● SUPPLIED MATERIAL
"""

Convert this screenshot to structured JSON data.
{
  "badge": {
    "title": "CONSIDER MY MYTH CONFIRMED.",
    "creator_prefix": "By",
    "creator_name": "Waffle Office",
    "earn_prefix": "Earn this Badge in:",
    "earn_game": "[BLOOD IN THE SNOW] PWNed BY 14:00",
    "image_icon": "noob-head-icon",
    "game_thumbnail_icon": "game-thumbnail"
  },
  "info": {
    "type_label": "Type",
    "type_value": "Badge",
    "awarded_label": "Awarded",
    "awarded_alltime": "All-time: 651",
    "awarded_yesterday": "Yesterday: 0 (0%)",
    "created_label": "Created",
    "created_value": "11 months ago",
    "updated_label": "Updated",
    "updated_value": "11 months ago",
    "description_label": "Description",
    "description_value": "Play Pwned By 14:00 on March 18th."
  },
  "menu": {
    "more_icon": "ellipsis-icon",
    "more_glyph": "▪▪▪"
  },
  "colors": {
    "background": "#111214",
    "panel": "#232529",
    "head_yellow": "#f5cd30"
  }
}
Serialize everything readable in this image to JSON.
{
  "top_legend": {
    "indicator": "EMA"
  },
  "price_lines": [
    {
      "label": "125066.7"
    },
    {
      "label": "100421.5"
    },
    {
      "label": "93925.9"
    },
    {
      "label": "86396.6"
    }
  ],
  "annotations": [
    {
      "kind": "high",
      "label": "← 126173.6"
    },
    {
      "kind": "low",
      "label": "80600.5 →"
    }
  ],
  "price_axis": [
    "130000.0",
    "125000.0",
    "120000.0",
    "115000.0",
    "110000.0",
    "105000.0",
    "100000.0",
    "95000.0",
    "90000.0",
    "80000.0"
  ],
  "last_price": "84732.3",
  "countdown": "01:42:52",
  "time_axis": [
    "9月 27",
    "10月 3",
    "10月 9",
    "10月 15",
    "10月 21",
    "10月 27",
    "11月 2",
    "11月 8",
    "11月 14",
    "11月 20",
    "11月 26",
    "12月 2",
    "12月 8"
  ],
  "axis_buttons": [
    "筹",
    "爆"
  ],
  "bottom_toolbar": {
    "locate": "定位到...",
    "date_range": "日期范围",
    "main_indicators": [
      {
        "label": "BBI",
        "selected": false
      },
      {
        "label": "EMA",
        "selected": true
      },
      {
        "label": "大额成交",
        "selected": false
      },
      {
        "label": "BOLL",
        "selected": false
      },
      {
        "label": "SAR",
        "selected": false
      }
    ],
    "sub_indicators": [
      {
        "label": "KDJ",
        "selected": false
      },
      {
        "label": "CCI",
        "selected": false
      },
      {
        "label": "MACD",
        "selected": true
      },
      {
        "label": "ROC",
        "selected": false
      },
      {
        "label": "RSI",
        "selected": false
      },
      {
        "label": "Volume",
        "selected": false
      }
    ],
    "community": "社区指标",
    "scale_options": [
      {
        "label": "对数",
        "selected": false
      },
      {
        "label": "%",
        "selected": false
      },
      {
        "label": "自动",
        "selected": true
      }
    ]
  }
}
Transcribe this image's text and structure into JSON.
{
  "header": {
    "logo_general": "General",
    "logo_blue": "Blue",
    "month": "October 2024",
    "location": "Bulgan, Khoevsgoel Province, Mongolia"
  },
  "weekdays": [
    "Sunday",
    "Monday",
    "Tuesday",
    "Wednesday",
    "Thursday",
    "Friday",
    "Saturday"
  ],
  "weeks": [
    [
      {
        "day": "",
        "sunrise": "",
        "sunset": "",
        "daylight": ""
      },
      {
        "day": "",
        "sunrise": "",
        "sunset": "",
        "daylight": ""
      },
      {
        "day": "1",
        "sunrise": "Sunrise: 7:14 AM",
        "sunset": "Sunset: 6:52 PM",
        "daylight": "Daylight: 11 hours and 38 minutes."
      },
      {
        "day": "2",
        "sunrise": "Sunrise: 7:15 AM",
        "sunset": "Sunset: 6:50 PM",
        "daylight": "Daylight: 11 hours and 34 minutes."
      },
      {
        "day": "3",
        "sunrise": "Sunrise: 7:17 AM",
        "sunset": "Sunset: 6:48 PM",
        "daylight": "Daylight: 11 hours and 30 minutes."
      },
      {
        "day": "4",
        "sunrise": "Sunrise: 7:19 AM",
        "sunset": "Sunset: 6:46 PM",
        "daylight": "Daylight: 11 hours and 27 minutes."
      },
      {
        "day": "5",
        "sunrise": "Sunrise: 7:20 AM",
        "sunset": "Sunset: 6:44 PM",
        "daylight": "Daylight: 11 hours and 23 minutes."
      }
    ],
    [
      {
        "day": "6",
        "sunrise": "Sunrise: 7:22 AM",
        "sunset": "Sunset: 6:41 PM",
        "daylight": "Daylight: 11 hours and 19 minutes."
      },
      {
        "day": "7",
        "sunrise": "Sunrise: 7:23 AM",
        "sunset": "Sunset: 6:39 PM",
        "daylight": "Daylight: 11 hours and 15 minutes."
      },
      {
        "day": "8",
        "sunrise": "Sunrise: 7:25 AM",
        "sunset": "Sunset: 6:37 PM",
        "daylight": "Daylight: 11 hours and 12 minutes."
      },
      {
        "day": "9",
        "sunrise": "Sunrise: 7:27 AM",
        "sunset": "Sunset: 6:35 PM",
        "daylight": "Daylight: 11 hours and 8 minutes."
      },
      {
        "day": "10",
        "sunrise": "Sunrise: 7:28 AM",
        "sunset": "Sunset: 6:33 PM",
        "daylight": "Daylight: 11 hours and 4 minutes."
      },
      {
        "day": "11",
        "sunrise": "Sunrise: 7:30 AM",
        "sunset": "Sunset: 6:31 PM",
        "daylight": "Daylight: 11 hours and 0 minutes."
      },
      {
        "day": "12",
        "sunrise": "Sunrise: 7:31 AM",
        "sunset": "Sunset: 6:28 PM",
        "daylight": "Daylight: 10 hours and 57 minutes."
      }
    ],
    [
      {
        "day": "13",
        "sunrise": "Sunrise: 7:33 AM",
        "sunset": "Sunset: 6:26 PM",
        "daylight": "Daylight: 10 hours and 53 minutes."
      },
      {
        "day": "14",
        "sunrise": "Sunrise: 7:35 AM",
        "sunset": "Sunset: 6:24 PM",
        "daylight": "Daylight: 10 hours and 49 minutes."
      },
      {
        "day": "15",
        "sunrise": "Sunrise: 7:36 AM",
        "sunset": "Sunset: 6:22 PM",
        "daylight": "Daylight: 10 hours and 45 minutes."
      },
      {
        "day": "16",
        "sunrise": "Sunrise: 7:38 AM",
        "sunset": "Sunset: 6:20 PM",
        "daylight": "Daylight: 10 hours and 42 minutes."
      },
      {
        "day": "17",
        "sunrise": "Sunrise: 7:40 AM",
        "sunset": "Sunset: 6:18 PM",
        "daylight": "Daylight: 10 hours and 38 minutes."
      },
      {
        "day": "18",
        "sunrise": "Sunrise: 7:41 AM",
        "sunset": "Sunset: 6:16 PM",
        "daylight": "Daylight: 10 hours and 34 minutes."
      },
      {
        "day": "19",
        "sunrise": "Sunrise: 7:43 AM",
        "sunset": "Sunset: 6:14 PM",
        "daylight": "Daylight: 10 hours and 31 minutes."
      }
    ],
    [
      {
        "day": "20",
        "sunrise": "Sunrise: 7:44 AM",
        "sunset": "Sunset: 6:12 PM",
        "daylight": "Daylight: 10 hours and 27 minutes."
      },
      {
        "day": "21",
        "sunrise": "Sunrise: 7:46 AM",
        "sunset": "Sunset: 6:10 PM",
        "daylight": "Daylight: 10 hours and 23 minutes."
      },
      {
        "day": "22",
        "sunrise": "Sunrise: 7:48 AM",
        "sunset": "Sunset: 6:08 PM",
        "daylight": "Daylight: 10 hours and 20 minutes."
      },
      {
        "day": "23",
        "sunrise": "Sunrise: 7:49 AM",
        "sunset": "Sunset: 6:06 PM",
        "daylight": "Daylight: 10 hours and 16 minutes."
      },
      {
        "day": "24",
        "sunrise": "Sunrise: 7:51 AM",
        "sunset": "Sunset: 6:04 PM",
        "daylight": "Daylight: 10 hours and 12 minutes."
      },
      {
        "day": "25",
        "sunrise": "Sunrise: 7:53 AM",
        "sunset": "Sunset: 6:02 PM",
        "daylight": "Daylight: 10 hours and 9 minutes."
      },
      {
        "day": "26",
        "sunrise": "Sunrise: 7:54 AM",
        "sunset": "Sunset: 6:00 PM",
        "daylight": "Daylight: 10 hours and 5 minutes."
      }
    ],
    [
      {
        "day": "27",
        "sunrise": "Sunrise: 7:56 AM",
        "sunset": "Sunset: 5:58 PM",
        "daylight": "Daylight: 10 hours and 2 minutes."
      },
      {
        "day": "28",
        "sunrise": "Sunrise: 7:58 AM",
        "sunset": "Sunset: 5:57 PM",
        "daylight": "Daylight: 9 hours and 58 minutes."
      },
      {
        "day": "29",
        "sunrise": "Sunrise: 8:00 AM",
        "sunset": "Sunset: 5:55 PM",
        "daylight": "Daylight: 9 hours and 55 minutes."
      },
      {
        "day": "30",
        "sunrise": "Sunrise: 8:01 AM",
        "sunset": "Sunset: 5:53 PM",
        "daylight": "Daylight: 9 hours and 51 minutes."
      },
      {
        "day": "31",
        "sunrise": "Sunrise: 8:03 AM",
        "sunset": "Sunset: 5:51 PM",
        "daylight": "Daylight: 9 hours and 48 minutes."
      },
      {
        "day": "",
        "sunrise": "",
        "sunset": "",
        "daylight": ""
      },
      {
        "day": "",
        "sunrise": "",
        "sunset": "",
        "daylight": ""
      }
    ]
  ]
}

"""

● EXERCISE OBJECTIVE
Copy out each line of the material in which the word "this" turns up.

● PROBLEM SOLUTION
Convert this screenshot to structured JSON data.
    "earn_prefix": "Earn this Badge in:",
Serialize everything readable in this image to JSON.
Transcribe this image's text and structure into JSON.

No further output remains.